CoCo Sala opened a chocolate boutique adjacent to their main restaurant about a year ago. As we waited for our drink to be blended, we checked out the high-end goodies. “Chocolate-enrobed bacon,” read one sign. It brought back memories of the mac and cheese I’d had here a couple years ago, which came with a piece of said bacon. Although a little too chewy, it actually went well with the mac.

Finally, the frozen “co co” emerged. It’s made with ganache (chocolate + cream), ice, and chocolate shavings. Liquefied brownie meets Frappuccino. Delicious, yes. But if you’re looking for something light and refreshing on a hot summer day, this isn’t it.

While inside, Mr. X-sXe was taken by the fetching display of individual chocolates. Next thing you know, we walk out with a box of 4 for $10. At that price, it almost hurts to eat them. Our flavors were pistachio, lemon, co cojito, and banana ginger. While they were all good, I can only get so excited about filled chocolates. Doesn’t matter how high end they are—they always bring back memories of the Whitman’s samplers we’d get at the drugstore as kids (“I want the chocolate-covered cherry!”). Damn you for ruining filled chocolates for me, Whitman’s.

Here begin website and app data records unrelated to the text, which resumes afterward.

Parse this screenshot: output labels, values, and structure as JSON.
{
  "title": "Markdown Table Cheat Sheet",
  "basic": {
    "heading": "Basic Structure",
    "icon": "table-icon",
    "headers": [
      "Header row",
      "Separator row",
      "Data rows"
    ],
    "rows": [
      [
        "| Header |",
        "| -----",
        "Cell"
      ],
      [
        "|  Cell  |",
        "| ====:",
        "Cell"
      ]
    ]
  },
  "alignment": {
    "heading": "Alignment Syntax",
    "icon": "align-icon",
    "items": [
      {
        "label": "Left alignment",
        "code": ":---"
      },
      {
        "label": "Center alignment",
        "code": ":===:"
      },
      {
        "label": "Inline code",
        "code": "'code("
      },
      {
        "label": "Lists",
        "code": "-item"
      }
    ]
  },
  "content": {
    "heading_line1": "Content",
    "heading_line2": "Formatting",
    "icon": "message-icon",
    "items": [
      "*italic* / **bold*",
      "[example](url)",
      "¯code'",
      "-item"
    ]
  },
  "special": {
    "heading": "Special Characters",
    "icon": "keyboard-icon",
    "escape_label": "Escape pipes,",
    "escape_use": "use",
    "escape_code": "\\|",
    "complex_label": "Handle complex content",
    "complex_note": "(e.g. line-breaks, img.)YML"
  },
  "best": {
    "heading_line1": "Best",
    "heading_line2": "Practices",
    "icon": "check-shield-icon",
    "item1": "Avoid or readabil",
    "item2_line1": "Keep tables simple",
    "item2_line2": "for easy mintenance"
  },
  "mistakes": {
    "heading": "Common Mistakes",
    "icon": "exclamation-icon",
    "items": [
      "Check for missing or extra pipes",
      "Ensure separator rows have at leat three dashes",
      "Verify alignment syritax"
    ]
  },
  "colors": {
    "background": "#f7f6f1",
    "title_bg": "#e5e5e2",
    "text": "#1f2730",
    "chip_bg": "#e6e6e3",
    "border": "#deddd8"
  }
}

Cow, we won’t need your services today (vegan cake from Elizabeth’s Gone Raw)

Mr. X-sXe and I tried Elizabeth’s Gone Raw a few weekends ago, an all-raw, vegan restaurant in a townhouse near McPherson Square. Never having been to an all-raw place before, I wasn’t expecting an amazing taste experience. But wow. From spicy kale chips to truffled mushrooms to a creative interpretation of cannelloni, we walked away thinking we could eat like that every day (if we had a raw personal chef). Especially since I’m a lactose-intolerant Asian who could evacuate a small auditorium after consuming dairy.

What’s also cool about this place is they list every ingredient that goes into their dishes. Imagine if other places did that—it’d probably make you hesitate when you saw how much butter, cream, and sugar is sneaked into restaurant fare.

So here’s the dessert that capped off the meal, a cacao layered cake with goji berries and chocolate mousse. Ingredients, for those wondering: almond milk, agave, maple syrup, vanilla extract, coconut oil, almonds, maca and cacao powder, goji berries, cashew flour.

The cake was divinely rich, with layers of chocolate mousse, nuts, and hints of coconut mingling at the party in your mouth. My only gripe is that the sauce was too earthy to do it justice. The chocolatey-ness screamed for a tarter accompaniment. Regardless, we scraped our plates clean.

PS: Live Green DC card holders can eat at Elizabeth’s for half-price every 3 months. So it’s 2 for $75, as opposed to $75 each, for 5 courses. Given the tasty food, good service, and unique townhouse setting, it’s not a bad deal.